Accordingly we say that there is no unchangeable good but the one, true, blessed God; that the things which He made are indeed good because from Him, yet mutable because made not out of Him, but out of nothing. Did they lose these? In its pilgrim state the heavenly city possesses this peace by faith; and by this faith it lives righteously when it refers to the attainment of that peace every good action towards God and man; for the life of the city is a social life.
The peace of the celestial city is the perfectly ordered and harmonious enjoyment of God, and of one another in God. Secondary Sources Bainton, Roland H. Whatever we may say or not say, we cannot doubt that at this moment we are thinking. Since, then, the supreme good of the city of God is perfect and eternal peace, not such as mortals pass into and out of by birth and death, but the peace of freedom from all evil, in which the immortals ever abide; who can deny that that future life is most blessed, or that, in comparison with it, this life which now we live is most wretched, be it filled with all blessings of body and soul and external things?
His approach explains how a morally upright citizen of a relatively just state could be justified in pursuing warfare, in prosecuting war, and ultimately, although unhappily, in taking human life. The way is virtue, along which he presses as to the goal of possession—namely, to glory, honor, and power.

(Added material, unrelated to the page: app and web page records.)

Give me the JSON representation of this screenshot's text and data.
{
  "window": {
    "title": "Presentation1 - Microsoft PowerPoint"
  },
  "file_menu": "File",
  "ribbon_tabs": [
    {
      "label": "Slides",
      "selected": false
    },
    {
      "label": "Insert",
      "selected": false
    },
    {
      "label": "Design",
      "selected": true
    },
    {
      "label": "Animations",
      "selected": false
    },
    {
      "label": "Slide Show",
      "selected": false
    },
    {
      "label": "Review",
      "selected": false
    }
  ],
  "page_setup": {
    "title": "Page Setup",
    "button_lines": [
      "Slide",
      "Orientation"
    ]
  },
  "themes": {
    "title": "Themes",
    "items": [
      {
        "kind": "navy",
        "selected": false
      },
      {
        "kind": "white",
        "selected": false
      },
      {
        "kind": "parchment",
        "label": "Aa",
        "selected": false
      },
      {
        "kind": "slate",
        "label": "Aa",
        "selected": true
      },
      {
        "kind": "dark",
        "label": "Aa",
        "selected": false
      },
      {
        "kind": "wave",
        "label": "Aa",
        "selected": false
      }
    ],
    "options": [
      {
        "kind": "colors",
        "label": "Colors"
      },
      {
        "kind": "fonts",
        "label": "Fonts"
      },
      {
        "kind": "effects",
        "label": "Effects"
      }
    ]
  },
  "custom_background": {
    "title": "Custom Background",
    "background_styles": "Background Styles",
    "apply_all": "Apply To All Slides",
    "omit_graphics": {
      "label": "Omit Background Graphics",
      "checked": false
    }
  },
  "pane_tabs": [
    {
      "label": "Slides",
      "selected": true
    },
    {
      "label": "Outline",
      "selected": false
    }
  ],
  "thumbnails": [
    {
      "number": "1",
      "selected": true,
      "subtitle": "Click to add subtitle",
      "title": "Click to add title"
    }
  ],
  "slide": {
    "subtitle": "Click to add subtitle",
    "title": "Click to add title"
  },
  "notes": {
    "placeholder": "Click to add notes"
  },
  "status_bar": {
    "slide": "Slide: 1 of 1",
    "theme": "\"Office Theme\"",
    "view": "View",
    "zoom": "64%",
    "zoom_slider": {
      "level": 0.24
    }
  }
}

For that which is done by right is justly done, and what is unjustly done cannot be done by right. These people lived on earth as visitors only, for they awaited deliverance to the Kingdom of Christ, where together with the good angels and God they would know perfect happiness.
This seems, indeed, to be contradictory, that loftiness should debase and lowliness exalt. Thus, though it is not every creature that can be blessed for beasts, trees, stones, and things of that kind have not this capacityyet that creature which has the capacity cannot be blessed of itself, since it is created out of nothing, but only by Him by whom it has been created.
He urged clerics not to pursue wealth, but to exercise humility and to avoid favoring the rich over the poor. Religious belief by definition is the unquestioning acceptance of a supreme ruler of the universe in the absence of proof.
Thus, for Augustine, the just war is a coping mechanism for use by the righteous who aspire to citizenship in the City of God. Augustine was enrolled as a pre-baptismal candidate in the Christian church as a young child, and at various points in his life he considered baptism but deferred out of prudence.
He moves through three years in book III, to the age of nineteen, when he lives in Carthage. There he passed the time as a cultured squire, looking after his family propertyraising the son, Adeodatus, left him by his long-term lover her name is unknown taken from the lower classes, and continuing his literary pastimes.
Its pilgrim citizens sojourning on earth can do no better than try to cope with the present difficulties and imperfections of the earthly life.
In the first years of life children conceptualise space and time, language, numbers, and human relationships. For Augustine, the highest good was not of this world but consisted of eternal life with God. Manichees were not to eat any food derived from animals, because after it was dead and, therefore, empty of Light, animal flesh was nothing but evil matter.
According to Augustine, the earth was brought into existence ex nihilo by a perfectly good and just God, who created man. Will some one say, Why, then, was this divine compassion extended even to the ungodly and ungrateful?A summary of The Confessions in 's Saint Augustine (A.D.
–). Learn exactly what happened in this chapter, scene, or section of Saint Augustine (A.D.
–) and what it means. Perfect for acing essays, tests, and quizzes, as well as for writing lesson plans. Another way of looking at the structure of the Confessions is to view it as a journey in time: The first part recalls Augustine's past; the middle looks at his present situation; while the third part examines God's activity in history, from the beginning of the world, stretching up through the present and into the future.
Description and explanation of the major themes of Saint Augustine (A.D. –). This accessible literary criticism is perfect for anyone faced with Saint Augustine (A.D.
–) essays, papers, tests, exams, or for anyone who needs to create a Saint Augustine (A.D. –) lesson plan. Augustine delineates three kinds of peace: the ultimate and perfect peace which exists exclusively in the City of God, the interior peace enjoyed by the pilgrim citizens of the City of God as they sojourn on earth, and the peace which is common to the two cities.
mint-body.comine, who was for nearly years the pre-eminent theologian of the Church, set out the method by which the ultimate reality of God may be known. According to mint-body.comine God speaks directly to man in a non-material way.
The last 12 retell the biblical story of humankind from Genesis to the Last Judgment, offering what Augustine presents as the true history of the City of God against which, and only against which, the history of the City of Man, including the history of Rome, can be properly understood.Download